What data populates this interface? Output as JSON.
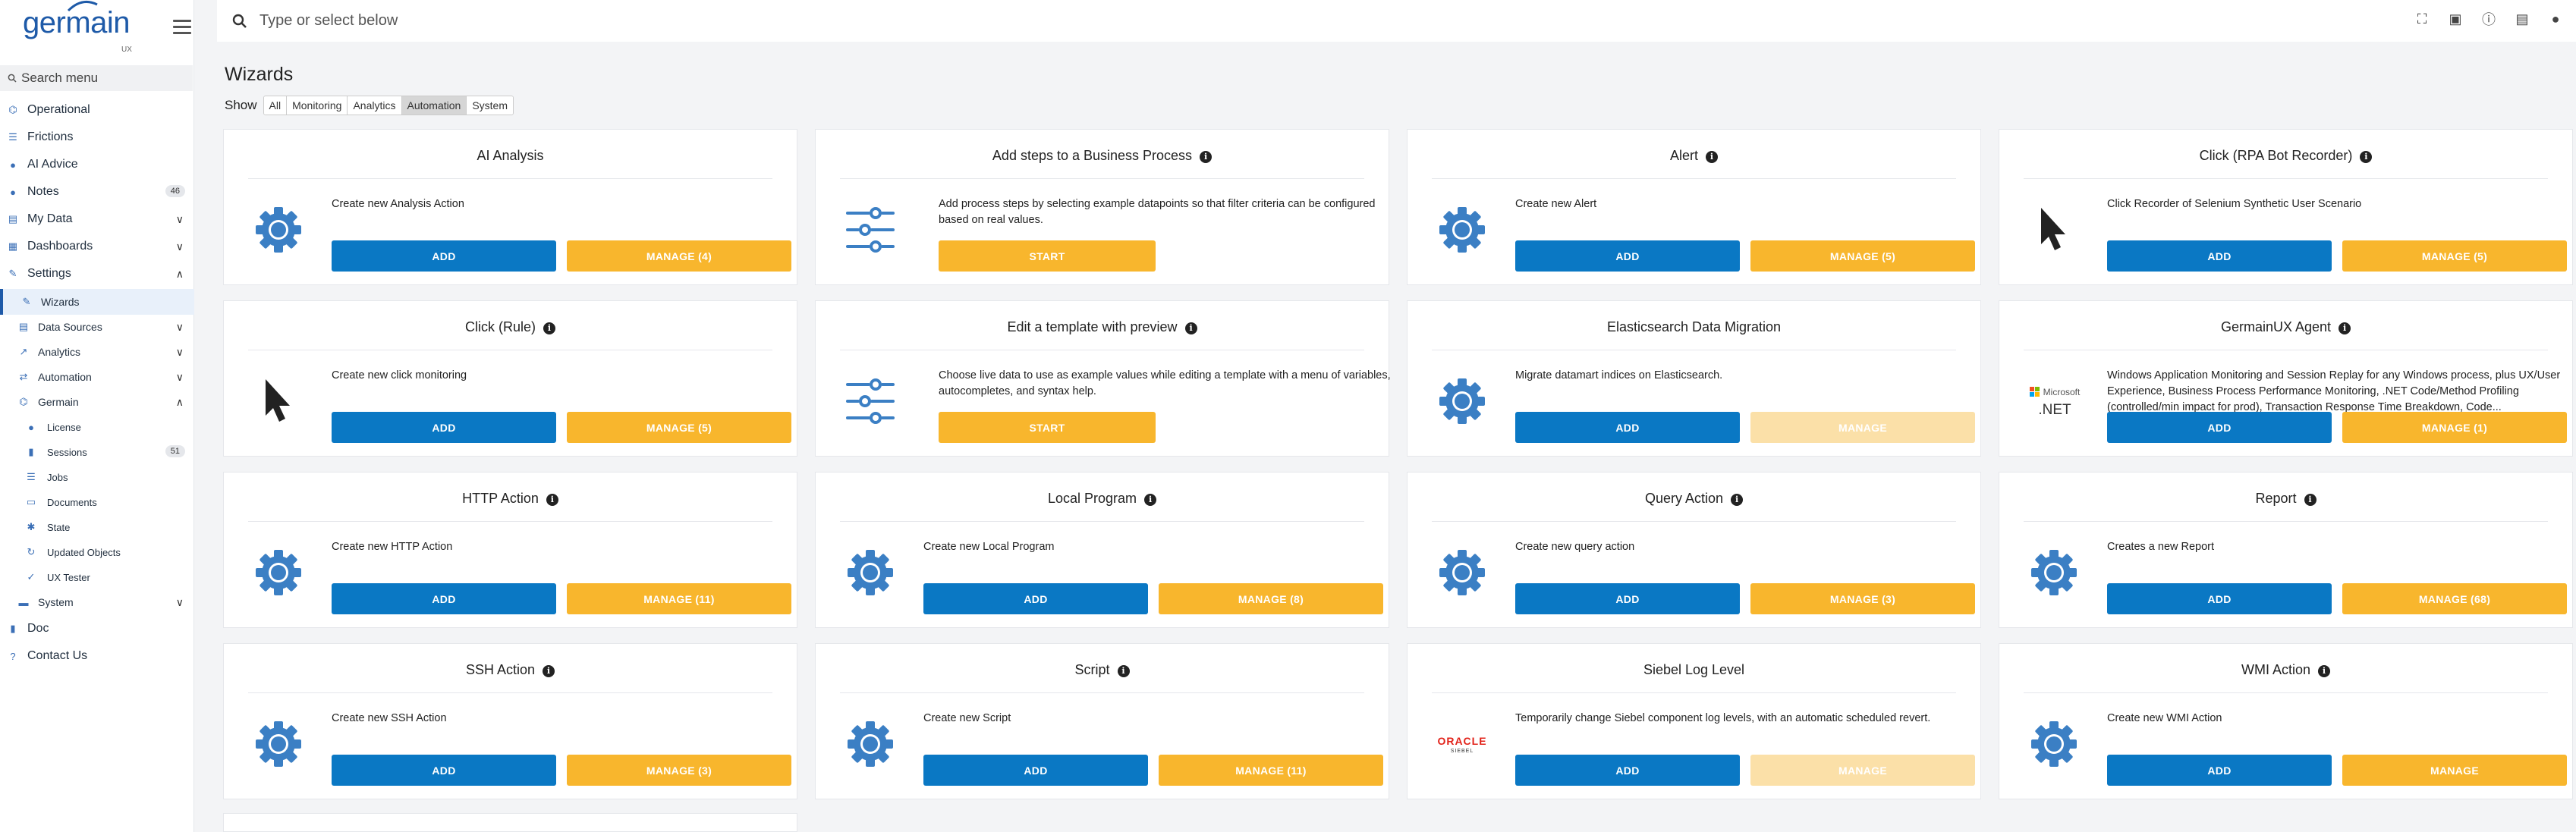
{
  "app": {
    "logo_text": "germain",
    "logo_sub": "UX"
  },
  "sidebar": {
    "search_placeholder": "Search menu",
    "items": [
      {
        "label": "Operational"
      },
      {
        "label": "Frictions"
      },
      {
        "label": "AI Advice"
      },
      {
        "label": "Notes",
        "badge": "46"
      },
      {
        "label": "My Data"
      },
      {
        "label": "Dashboards"
      },
      {
        "label": "Settings"
      },
      {
        "label": "Wizards"
      },
      {
        "label": "Data Sources"
      },
      {
        "label": "Analytics"
      },
      {
        "label": "Automation"
      },
      {
        "label": "Germain"
      },
      {
        "label": "License"
      },
      {
        "label": "Sessions",
        "badge": "51"
      },
      {
        "label": "Jobs"
      },
      {
        "label": "Documents"
      },
      {
        "label": "State"
      },
      {
        "label": "Updated Objects"
      },
      {
        "label": "UX Tester"
      },
      {
        "label": "System"
      },
      {
        "label": "Doc"
      },
      {
        "label": "Contact Us"
      }
    ]
  },
  "topbar": {
    "search_placeholder": "Type or select below"
  },
  "page": {
    "title": "Wizards",
    "filter_label": "Show",
    "filters": [
      "All",
      "Monitoring",
      "Analytics",
      "Automation",
      "System"
    ],
    "selected_filter": "Automation"
  },
  "cards": [
    {
      "title": "AI Analysis",
      "desc": "Create new Analysis Action",
      "add": "ADD",
      "manage": "MANAGE (4)"
    },
    {
      "title": "Add steps to a Business Process",
      "desc": "Add process steps by selecting example datapoints so that filter criteria can be configured based on real values.",
      "start": "START"
    },
    {
      "title": "Alert",
      "desc": "Create new Alert",
      "add": "ADD",
      "manage": "MANAGE (5)"
    },
    {
      "title": "Click (RPA Bot Recorder)",
      "desc": "Click Recorder of Selenium Synthetic User Scenario",
      "add": "ADD",
      "manage": "MANAGE (5)"
    },
    {
      "title": "Click (Rule)",
      "desc": "Create new click monitoring",
      "add": "ADD",
      "manage": "MANAGE (5)"
    },
    {
      "title": "Edit a template with preview",
      "desc": "Choose live data to use as example values while editing a template with a menu of variables, autocompletes, and syntax help.",
      "start": "START"
    },
    {
      "title": "Elasticsearch Data Migration",
      "desc": "Migrate datamart indices on Elasticsearch.",
      "add": "ADD",
      "manage": "MANAGE"
    },
    {
      "title": "GermainUX Agent",
      "desc": "Windows Application Monitoring and Session Replay for any Windows process, plus UX/User Experience, Business Process Performance Monitoring, .NET Code/Method Profiling (controlled/min impact for prod), Transaction Response Time Breakdown, Code...",
      "add": "ADD",
      "manage": "MANAGE (1)",
      "logo_top": "Microsoft",
      "logo_bottom": ".NET"
    },
    {
      "title": "HTTP Action",
      "desc": "Create new HTTP Action",
      "add": "ADD",
      "manage": "MANAGE (11)"
    },
    {
      "title": "Local Program",
      "desc": "Create new Local Program",
      "add": "ADD",
      "manage": "MANAGE (8)"
    },
    {
      "title": "Query Action",
      "desc": "Create new query action",
      "add": "ADD",
      "manage": "MANAGE (3)"
    },
    {
      "title": "Report",
      "desc": "Creates a new Report",
      "add": "ADD",
      "manage": "MANAGE (68)"
    },
    {
      "title": "SSH Action",
      "desc": "Create new SSH Action",
      "add": "ADD",
      "manage": "MANAGE (3)"
    },
    {
      "title": "Script",
      "desc": "Create new Script",
      "add": "ADD",
      "manage": "MANAGE (11)"
    },
    {
      "title": "Siebel Log Level",
      "desc": "Temporarily change Siebel component log levels, with an automatic scheduled revert.",
      "add": "ADD",
      "manage": "MANAGE",
      "logo_top": "ORACLE",
      "logo_bottom": "SIEBEL"
    },
    {
      "title": "WMI Action",
      "desc": "Create new WMI Action",
      "add": "ADD",
      "manage": "MANAGE"
    }
  ],
  "colors": {
    "primary": "#0a78c4",
    "accent": "#f8b62d",
    "icon_blue": "#3b7fc4"
  }
}
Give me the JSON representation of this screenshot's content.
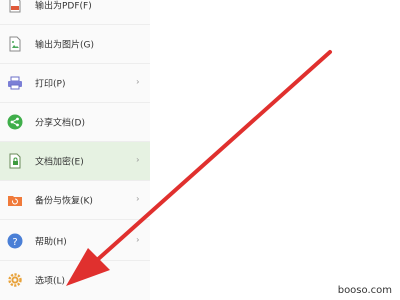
{
  "menu": {
    "items": [
      {
        "label": "输出为PDF(F)",
        "icon": "pdf-icon"
      },
      {
        "label": "输出为图片(G)",
        "icon": "image-export-icon"
      },
      {
        "label": "打印(P)",
        "icon": "printer-icon",
        "has_submenu": true
      },
      {
        "label": "分享文档(D)",
        "icon": "share-icon"
      },
      {
        "label": "文档加密(E)",
        "icon": "lock-document-icon",
        "has_submenu": true,
        "active": true
      },
      {
        "label": "备份与恢复(K)",
        "icon": "backup-icon",
        "has_submenu": true
      },
      {
        "label": "帮助(H)",
        "icon": "help-icon",
        "has_submenu": true
      },
      {
        "label": "选项(L)",
        "icon": "gear-icon"
      }
    ],
    "submenu_glyph": "›"
  },
  "annotation": {
    "color": "#e0302e"
  },
  "watermark": "booso.com"
}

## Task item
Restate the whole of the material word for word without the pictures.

## Response for this exercise
What data populates this interface? Output as JSON.
{
  "app": {
    "logo_text": "germain",
    "logo_sub": "UX"
  },
  "sidebar": {
    "search_placeholder": "Search menu",
    "items": [
      {
        "label": "Operational"
      },
      {
        "label": "Frictions"
      },
      {
        "label": "AI Advice"
      },
      {
        "label": "Notes",
        "badge": "46"
      },
      {
        "label": "My Data"
      },
      {
        "label": "Dashboards"
      },
      {
        "label": "Settings"
      },
      {
        "label": "Wizards"
      },
      {
        "label": "Data Sources"
      },
      {
        "label": "Analytics"
      },
      {
        "label": "Automation"
      },
      {
        "label": "Germain"
      },
      {
        "label": "License"
      },
      {
        "label": "Sessions",
        "badge": "51"
      },
      {
        "label": "Jobs"
      },
      {
        "label": "Documents"
      },
      {
        "label": "State"
      },
      {
        "label": "Updated Objects"
      },
      {
        "label": "UX Tester"
      },
      {
        "label": "System"
      },
      {
        "label": "Doc"
      },
      {
        "label": "Contact Us"
      }
    ]
  },
  "topbar": {
    "search_placeholder": "Type or select below"
  },
  "page": {
    "title": "Wizards",
    "filter_label": "Show",
    "filters": [
      "All",
      "Monitoring",
      "Analytics",
      "Automation",
      "System"
    ],
    "selected_filter": "Automation"
  },
  "cards": [
    {
      "title": "AI Analysis",
      "desc": "Create new Analysis Action",
      "add": "ADD",
      "manage": "MANAGE (4)"
    },
    {
      "title": "Add steps to a Business Process",
      "desc": "Add process steps by selecting example datapoints so that filter criteria can be configured based on real values.",
      "start": "START"
    },
    {
      "title": "Alert",
      "desc": "Create new Alert",
      "add": "ADD",
      "manage": "MANAGE (5)"
    },
    {
      "title": "Click (RPA Bot Recorder)",
      "desc": "Click Recorder of Selenium Synthetic User Scenario",
      "add": "ADD",
      "manage": "MANAGE (5)"
    },
    {
      "title": "Click (Rule)",
      "desc": "Create new click monitoring",
      "add": "ADD",
      "manage": "MANAGE (5)"
    },
    {
      "title": "Edit a template with preview",
      "desc": "Choose live data to use as example values while editing a template with a menu of variables, autocompletes, and syntax help.",
      "start": "START"
    },
    {
      "title": "Elasticsearch Data Migration",
      "desc": "Migrate datamart indices on Elasticsearch.",
      "add": "ADD",
      "manage": "MANAGE"
    },
    {
      "title": "GermainUX Agent",
      "desc": "Windows Application Monitoring and Session Replay for any Windows process, plus UX/User Experience, Business Process Performance Monitoring, .NET Code/Method Profiling (controlled/min impact for prod), Transaction Response Time Breakdown, Code...",
      "add": "ADD",
      "manage": "MANAGE (1)",
      "logo_top": "Microsoft",
      "logo_bottom": ".NET"
    },
    {
      "title": "HTTP Action",
      "desc": "Create new HTTP Action",
      "add": "ADD",
      "manage": "MANAGE (11)"
    },
    {
      "title": "Local Program",
      "desc": "Create new Local Program",
      "add": "ADD",
      "manage": "MANAGE (8)"
    },
    {
      "title": "Query Action",
      "desc": "Create new query action",
      "add": "ADD",
      "manage": "MANAGE (3)"
    },
    {
      "title": "Report",
      "desc": "Creates a new Report",
      "add": "ADD",
      "manage": "MANAGE (68)"
    },
    {
      "title": "SSH Action",
      "desc": "Create new SSH Action",
      "add": "ADD",
      "manage": "MANAGE (3)"
    },
    {
      "title": "Script",
      "desc": "Create new Script",
      "add": "ADD",
      "manage": "MANAGE (11)"
    },
    {
      "title": "Siebel Log Level",
      "desc": "Temporarily change Siebel component log levels, with an automatic scheduled revert.",
      "add": "ADD",
      "manage": "MANAGE",
      "logo_top": "ORACLE",
      "logo_bottom": "SIEBEL"
    },
    {
      "title": "WMI Action",
      "desc": "Create new WMI Action",
      "add": "ADD",
      "manage": "MANAGE"
    }
  ],
  "colors": {
    "primary": "#0a78c4",
    "accent": "#f8b62d",
    "icon_blue": "#3b7fc4"
  }
}
Give me the JSON representation of this screenshot's content.
{
  "menu": {
    "items": [
      {
        "label": "输出为PDF(F)",
        "icon": "pdf-icon"
      },
      {
        "label": "输出为图片(G)",
        "icon": "image-export-icon"
      },
      {
        "label": "打印(P)",
        "icon": "printer-icon",
        "has_submenu": true
      },
      {
        "label": "分享文档(D)",
        "icon": "share-icon"
      },
      {
        "label": "文档加密(E)",
        "icon": "lock-document-icon",
        "has_submenu": true,
        "active": true
      },
      {
        "label": "备份与恢复(K)",
        "icon": "backup-icon",
        "has_submenu": true
      },
      {
        "label": "帮助(H)",
        "icon": "help-icon",
        "has_submenu": true
      },
      {
        "label": "选项(L)",
        "icon": "gear-icon"
      }
    ],
    "submenu_glyph": "›"
  },
  "annotation": {
    "color": "#e0302e"
  },
  "watermark": "booso.com"
}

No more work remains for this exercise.